▶ The data
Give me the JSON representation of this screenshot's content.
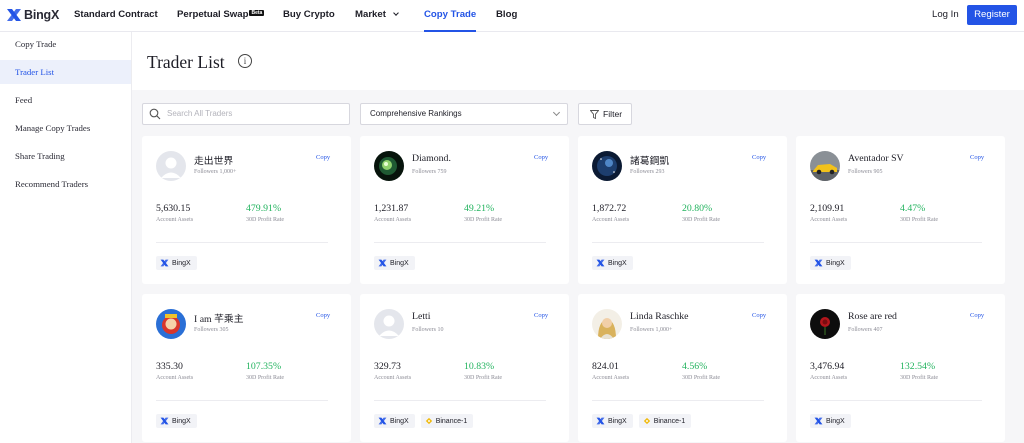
{
  "brand": {
    "name": "BingX",
    "accent": "#2354e6",
    "profit_color": "#22b35e"
  },
  "nav": {
    "items": [
      {
        "label": "Standard Contract"
      },
      {
        "label": "Perpetual Swap",
        "badge": "Beta"
      },
      {
        "label": "Buy Crypto"
      },
      {
        "label": "Market"
      },
      {
        "label": "Copy Trade",
        "active": true
      },
      {
        "label": "Blog"
      }
    ],
    "login": "Log In",
    "register": "Register"
  },
  "sidebar": {
    "items": [
      {
        "label": "Copy Trade"
      },
      {
        "label": "Trader List",
        "active": true
      },
      {
        "label": "Feed"
      },
      {
        "label": "Manage Copy Trades"
      },
      {
        "label": "Share Trading"
      },
      {
        "label": "Recommend Traders"
      }
    ]
  },
  "page": {
    "title": "Trader List",
    "info_icon": "i"
  },
  "filters": {
    "search_placeholder": "Search All Traders",
    "ranking_selected": "Comprehensive Rankings",
    "filter_label": "Filter"
  },
  "card_labels": {
    "copy": "Copy",
    "assets": "Account Assets",
    "profit": "30D Profit Rate"
  },
  "traders": [
    {
      "name": "走出世界",
      "followers": "Followers 1,000+",
      "assets": "5,630.15",
      "profit": "479.91%",
      "avatar": "default-avatar-icon",
      "exchanges": [
        "BingX"
      ]
    },
    {
      "name": "Diamond.",
      "followers": "Followers 759",
      "assets": "1,231.87",
      "profit": "49.21%",
      "avatar": "nebula-avatar",
      "exchanges": [
        "BingX"
      ]
    },
    {
      "name": "諸葛鋼凱",
      "followers": "Followers 293",
      "assets": "1,872.72",
      "profit": "20.80%",
      "avatar": "night-sky-avatar",
      "exchanges": [
        "BingX"
      ]
    },
    {
      "name": "Aventador SV",
      "followers": "Followers 905",
      "assets": "2,109.91",
      "profit": "4.47%",
      "avatar": "car-avatar",
      "exchanges": [
        "BingX"
      ]
    },
    {
      "name": "I am 芊乘主",
      "followers": "Followers 305",
      "assets": "335.30",
      "profit": "107.35%",
      "avatar": "cartoon-avatar",
      "exchanges": [
        "BingX"
      ]
    },
    {
      "name": "Letti",
      "followers": "Followers 10",
      "assets": "329.73",
      "profit": "10.83%",
      "avatar": "default-avatar-icon",
      "exchanges": [
        "BingX",
        "Binance-1"
      ]
    },
    {
      "name": "Linda Raschke",
      "followers": "Followers 1,000+",
      "assets": "824.01",
      "profit": "4.56%",
      "avatar": "portrait-avatar",
      "exchanges": [
        "BingX",
        "Binance-1"
      ]
    },
    {
      "name": "Rose are red",
      "followers": "Followers 407",
      "assets": "3,476.94",
      "profit": "132.54%",
      "avatar": "rose-avatar",
      "exchanges": [
        "BingX"
      ]
    }
  ]
}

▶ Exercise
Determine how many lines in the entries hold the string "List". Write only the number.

▶ Reply to the exercise
2